The era of 1TB storage in smartphones has begun. Samsung has introduced the Galaxy S10 Plus with 1TB NAND flash memory, which is the highest storage specification of the Galaxy S10 series released this March.
Strictly speaking, the Galaxy S10 Plus is not the world’s first 1TB smartphone, but it is the first mainstream smartphone to be launched with such high storage. Last May, the Chinese brand, Smartisan released a 1TB capacity smartphone called the Nut T1, but its sales were minimal as awareness for the product was low.
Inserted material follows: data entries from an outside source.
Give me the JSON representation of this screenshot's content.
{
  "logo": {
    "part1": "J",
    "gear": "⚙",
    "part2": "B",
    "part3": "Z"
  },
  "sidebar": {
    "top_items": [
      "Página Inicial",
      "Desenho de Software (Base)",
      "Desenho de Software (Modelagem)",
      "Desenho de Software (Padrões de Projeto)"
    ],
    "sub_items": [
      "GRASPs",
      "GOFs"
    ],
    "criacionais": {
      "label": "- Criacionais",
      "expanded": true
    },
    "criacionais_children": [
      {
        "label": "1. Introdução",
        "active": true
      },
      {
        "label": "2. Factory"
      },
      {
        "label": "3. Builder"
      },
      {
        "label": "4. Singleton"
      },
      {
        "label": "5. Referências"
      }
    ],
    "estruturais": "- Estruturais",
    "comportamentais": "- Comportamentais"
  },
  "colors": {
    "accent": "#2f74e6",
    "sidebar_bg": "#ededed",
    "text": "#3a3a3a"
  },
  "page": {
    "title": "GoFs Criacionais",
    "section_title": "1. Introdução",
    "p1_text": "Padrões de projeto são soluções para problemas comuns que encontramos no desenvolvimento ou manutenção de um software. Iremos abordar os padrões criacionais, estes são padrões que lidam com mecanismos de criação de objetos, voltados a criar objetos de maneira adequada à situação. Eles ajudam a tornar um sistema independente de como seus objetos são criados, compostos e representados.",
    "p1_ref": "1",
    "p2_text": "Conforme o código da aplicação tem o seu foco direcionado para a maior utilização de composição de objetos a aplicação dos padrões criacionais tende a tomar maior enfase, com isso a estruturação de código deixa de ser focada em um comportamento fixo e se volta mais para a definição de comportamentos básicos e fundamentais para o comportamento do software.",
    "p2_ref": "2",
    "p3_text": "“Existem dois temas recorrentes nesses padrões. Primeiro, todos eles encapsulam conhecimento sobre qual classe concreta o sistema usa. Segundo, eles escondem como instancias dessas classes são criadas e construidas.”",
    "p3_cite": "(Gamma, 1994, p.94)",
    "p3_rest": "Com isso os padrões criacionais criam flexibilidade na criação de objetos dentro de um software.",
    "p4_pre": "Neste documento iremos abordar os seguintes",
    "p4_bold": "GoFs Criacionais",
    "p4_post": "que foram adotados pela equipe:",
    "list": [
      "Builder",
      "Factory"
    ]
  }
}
Now that 1TB storage has reached the mainstream, the question is how large will your smartphone’s storage be going ahead? Counterpoint Research expects the average NAND flash memory capacity of smartphones to reach 83GB by the end of this year. This is an increase of 32% year-on-year and nearly twice the global average of 43GB at the end of 2017. In terms of storage in smartphones by operating systems, we expect that the average storage capacity of Android smartphones to be at 68GB and iOS at 166GB by the end of 2019.
Global average smartphone NAND flash capacity trends (GBs)
Major smartphone OEMs are launching their flagship models every year and with each launch, the NAND flash memory capacity keeps going higher. Apple first introduced the 256GB storage to its iPhone 7 series, which was launched in 2016, and began shipping the 512GB storage with 2018’s iPhone XS. A month before the iPhone XS, Samsung launched the Galaxy Note 9 with a 512GB of NAND flash memory. A few months later and we already have the 1TB storage with the Galaxy S10 Plus.
Storage of 1TB capacity is comparable to that of a premium laptop. It can store up to 250 standard 4GB movies. Why do smartphones need these increasingly large capacities? The answer is in the amount of data that users take every day through their smartphone camera. The size of smartphone photos has increased exponentially as the number of pixels has increased. The increase in the number of high-capacity smartphone apps including mobile games is another one reason driving the need for greater storage capacity. This trend will continue with the commercialization of 5G as high-capacity storage is essential to support high-speed communication, AI technology, AR/VR and high-definition/4K content.
(From Counterpoint Research).